Officer allegedly has
history of threats
A police officer arrested Tuesday for allegedly threatening his estranged wife's boyfriend apparently had harassed and threatened him before on numerous occasions.
And the officer's wife did not seek a temporary restraining order against him because she feared he would harm her for jeopardizing his job.
Those allegations are cited in a petition filed Tuesday by George Wong, the boyfriend, in Wahiawa District Court for a temporary restraining order against the officer.
The officer, 35, was released Tuesday afternoon pending further investigation. He could not be reached for comment.
In his petition, Wong contends the officer is "dangerous" and that he fears for himself and his children. He said the harassment has been escalating, from "threatening to put me in the hospital, knocking me out, putting me in a wheelchair, having other officers follow me, claiming to arrest me and contracting someone to kill me."
A District Court judge granted a temporary restraining order Tuesday prohibiting the officer or anyone acting on his behalf from having any contact with Wong and his family. The officer has also been ordered to appear in District Court on Jan. 20 for a further hearing on the matter.
According to the petition, the threats and harassment escalated over the weekend after the officer left an "insulting and threatening message" on Wong's voice mail Friday. The officer's wife had forwarded her phone calls to Wong's cell phone because her husband allegedly had been harassing her. The couple, married since May 1995, separated in November.
Wong said he returned the phone call, telling the officer to stop calling and that he was not going to take the verbal abuse any longer. Wong also said he would report the officer to the police Internal Affairs Division.
Later, Wong said he received numerous phone calls from the officer at his girlfriend's home and more threatening messages. The threats got more serious "from attacks of hurting me up to contracted death," Wong wrote in his petition.
"He said if I go to (Internal Affairs), I would be asking for trouble, and he would hurt anyone close to me," Wong said.
Wong said he and his girlfriend hid over the weekend, fearing retaliation and to avoid any confrontation.
According to court records, the officer filed for divorce against his wife in December. They have two children together. Police Chief Lee Donohue said earlier that the officer has been relieved of his badge and handgun and will be assigned to nonpatrol duties.
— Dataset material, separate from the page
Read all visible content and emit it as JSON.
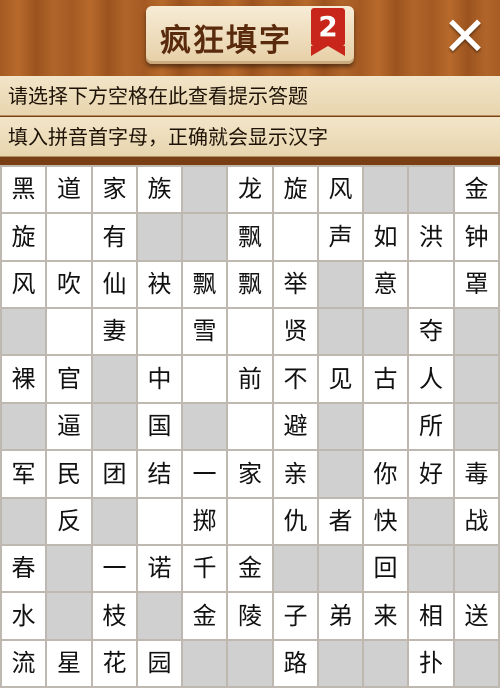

Internal Affairs is conducting an administrative investigation and working with prosecutors in the criminal investigation.